Grind the hazelnuts with the confectioners' sugar in a food processor until they're finely ground. Add the flour and pulse to combine. Transfer to a large bowl.

Place the egg whites in the bowl of a stand mixer fitted with the whisk attachment.
Add the granulated sugar and mix on high speed 4 to 5 minutes, until the mixture forms very still peaks. When you turn the whisk upside down, the peaks should hold. Transfer the whites to a large mixing bowl.

Alternate folding the dry ingredients and the brown butter into the egg whites, a third at a time. Remember to scrap the bottom of the brown butter pan with a rubber spatula to get all of the little brown bits.

Pour the batter into the prepared cake pan, and bake for 50 minutes to 1 hour**.
Cool on a rack 30 minutes. Run a knife around the inside edge of the pan, and invert the cake onto a plate. Peel off the paper, and turn the cake back over onto a serving platter. Sprinkle it with powdered sugar or chocolate Ganache (below)

**My cake was ready at 30 minutes so keep an eye on it (SmittenKitchen's was done at 40)

Draping Ganache for 10-inch Cake

4 ounces semisweet chocolate chips or finely chopped chocolate
1/4 cup heavy cream
1/2 teaspoon instant coffee granules

Melt the chocolate, heavy cream, and coffee in the top of a double boiler over simmering water until smooth and warm, stirring occassionally. Drizzle over the top of the cake.

November 23, 2008

herb stuffed artichokes

Have you ever flipped through a magazine, eyed recipes hungrily, but never actually made them? I find it a habit of mine to mark off every other page in La Cucina Italiana, but I've only ever made one recipe from the magazine itself. It's like me and my Ina Garten craze.

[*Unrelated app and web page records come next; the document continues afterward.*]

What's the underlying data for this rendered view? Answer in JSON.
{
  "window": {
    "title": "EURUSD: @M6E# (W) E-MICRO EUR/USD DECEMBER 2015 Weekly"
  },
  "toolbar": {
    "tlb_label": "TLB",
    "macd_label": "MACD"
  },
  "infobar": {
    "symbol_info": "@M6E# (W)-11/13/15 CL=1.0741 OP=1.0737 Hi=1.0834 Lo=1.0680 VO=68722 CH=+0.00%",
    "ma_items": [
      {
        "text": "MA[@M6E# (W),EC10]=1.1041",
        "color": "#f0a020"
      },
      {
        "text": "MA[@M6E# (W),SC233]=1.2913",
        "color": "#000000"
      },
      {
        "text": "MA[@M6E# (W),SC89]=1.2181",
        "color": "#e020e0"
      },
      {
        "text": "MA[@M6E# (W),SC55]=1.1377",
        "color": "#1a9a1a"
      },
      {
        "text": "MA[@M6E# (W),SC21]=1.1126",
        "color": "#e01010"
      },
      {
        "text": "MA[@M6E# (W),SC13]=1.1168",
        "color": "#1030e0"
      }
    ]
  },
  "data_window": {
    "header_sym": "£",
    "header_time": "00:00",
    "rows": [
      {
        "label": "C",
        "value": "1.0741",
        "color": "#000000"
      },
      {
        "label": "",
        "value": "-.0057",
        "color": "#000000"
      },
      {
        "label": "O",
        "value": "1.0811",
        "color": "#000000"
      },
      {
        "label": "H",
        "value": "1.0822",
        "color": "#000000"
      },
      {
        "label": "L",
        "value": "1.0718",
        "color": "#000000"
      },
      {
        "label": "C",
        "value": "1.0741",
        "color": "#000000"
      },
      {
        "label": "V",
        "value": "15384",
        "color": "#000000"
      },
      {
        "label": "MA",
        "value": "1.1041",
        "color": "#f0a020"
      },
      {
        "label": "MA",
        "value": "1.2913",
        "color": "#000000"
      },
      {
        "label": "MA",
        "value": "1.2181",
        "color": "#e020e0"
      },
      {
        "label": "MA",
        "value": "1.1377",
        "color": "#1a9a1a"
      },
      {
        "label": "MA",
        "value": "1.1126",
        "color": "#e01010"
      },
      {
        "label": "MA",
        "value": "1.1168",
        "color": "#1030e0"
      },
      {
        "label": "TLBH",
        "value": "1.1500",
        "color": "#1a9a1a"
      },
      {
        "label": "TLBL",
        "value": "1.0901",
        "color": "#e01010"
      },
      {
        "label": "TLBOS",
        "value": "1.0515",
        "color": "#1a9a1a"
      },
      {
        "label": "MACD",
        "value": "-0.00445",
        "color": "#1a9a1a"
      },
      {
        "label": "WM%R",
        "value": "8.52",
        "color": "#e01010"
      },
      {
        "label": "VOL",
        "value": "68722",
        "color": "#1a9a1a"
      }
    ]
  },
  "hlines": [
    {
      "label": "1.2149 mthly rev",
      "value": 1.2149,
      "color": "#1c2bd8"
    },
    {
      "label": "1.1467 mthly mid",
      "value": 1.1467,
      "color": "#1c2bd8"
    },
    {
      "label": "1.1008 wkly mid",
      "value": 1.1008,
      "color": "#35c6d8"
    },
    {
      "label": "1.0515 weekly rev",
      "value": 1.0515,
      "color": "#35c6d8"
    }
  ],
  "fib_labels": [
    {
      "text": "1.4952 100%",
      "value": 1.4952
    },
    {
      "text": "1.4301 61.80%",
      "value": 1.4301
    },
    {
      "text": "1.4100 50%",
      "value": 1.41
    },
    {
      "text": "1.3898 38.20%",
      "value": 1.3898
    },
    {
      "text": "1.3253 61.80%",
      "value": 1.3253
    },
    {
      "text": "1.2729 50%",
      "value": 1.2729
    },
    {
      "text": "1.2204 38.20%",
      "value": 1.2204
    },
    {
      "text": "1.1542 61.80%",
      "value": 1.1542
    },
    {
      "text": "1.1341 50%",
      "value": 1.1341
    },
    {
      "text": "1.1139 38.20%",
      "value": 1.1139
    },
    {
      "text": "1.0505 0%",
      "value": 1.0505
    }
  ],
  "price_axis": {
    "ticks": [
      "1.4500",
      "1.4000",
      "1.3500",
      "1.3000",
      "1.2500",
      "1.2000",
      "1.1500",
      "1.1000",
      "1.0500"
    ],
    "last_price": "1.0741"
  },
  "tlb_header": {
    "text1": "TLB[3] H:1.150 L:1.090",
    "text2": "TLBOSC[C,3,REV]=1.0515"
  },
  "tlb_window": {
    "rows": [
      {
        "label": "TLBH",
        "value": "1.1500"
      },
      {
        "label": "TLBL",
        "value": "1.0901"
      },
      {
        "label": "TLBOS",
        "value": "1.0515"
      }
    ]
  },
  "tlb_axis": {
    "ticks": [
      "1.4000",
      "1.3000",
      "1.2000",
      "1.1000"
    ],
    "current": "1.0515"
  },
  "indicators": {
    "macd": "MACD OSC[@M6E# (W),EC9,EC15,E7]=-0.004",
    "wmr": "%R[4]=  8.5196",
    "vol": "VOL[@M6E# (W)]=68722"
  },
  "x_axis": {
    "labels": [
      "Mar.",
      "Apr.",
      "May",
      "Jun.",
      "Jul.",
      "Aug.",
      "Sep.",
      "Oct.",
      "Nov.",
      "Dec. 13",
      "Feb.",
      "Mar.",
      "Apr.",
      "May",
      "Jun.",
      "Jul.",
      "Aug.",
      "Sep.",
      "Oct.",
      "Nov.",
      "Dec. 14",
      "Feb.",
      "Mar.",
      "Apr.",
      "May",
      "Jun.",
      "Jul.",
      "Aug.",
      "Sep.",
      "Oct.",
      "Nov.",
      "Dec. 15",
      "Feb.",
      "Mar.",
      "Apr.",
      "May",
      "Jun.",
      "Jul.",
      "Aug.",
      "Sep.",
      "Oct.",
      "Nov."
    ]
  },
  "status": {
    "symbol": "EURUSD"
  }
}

I had a feeling that it was a reliable magazine- in my defense, the pictures just looked so darn good. They're enough to make me cry with hunger after eating two large helpings of baked ziti. That being said, I think my attempt at this recipe was justified.
This recipe was, well, it just was. It wasn't good, but wasn't awful. Ok, I'm being nice- it wasn't abysmal. I followed the recipe to a T and was left with, on top of my downtrodden excitement, tough, chewy, plain, and unpleasant artichokes. My picture didn't bear a slight resemblance to the one in the magazine. I have not, tragically, opened it since.
Would I recommend this recipe? I think it's safe to say you can pass.

November 8, 2008

apple crumb pie

As the apple picking season is drawing to an end, I felt it was, at last, the right time to go and get my apples. I went with my dad to New Paltz, and after countless complaints about our original hiking plans, a screech of tires, and a last minute U-ey, we headed in the other direction towards an apple orchard.
Well, may I say, it was quite overwhelming; which apples to get, what tree to get them from, and the constant belly-aching 'full' feeling you get from tasting the apples (er, each and every). In the end, we drove home with a hefty two pound bag that kept a bright smile on my face.

Of course, I knew just what to make. A classic- apple crumb pie. Easy to make, and not one of those you'll-have-no-clean-pots-after-this recipes, this is perfect for one of those days where you don't feel like working too hard for a good treat.
Apple Crumb Pie
Adapted from Allrecipes

1 (9 inch) pie shell
6 cups thinly sliced apples
1 tablespoon lemon juice (optional)
3/4 cup white sugar
2 tablespoons all-purpose flour
1/2 teaspoon ground cinnamon (I upped it to 3/4 teaspoon- I love my cinnamon!)
1/8 teaspoon ground nutmeg
1/2 cup chopped walnuts (optional)
1/2 cup all purpose flour
1/2 cup packed brown sugar
3 tablespoons butter

Preheat oven to 375 degrees F
Place sliced apples in a large bowl. Sprinkle with lemon juice if desired. In a small bowl, mix together white sugar, 2 tablespoons flour, cinnamon, and nutmeg. Sprinkle mixture over apples. Toss until apples are evenly coated. Stir in walnuts if desired. Spoon mixture into pastry shell.
In a small bowl mix together 1/2 cup flour and brown sugar. Cut in butter or margarine until mixture is crumbly. Sprinkle mixture over apple filling. Cover top loosely with aluminum foil. 
Bake in preheated oven for 25 minutes. Remove foil and bake an additional 25 to 30 minutes, until top is golden brown. Cool on a wire rack.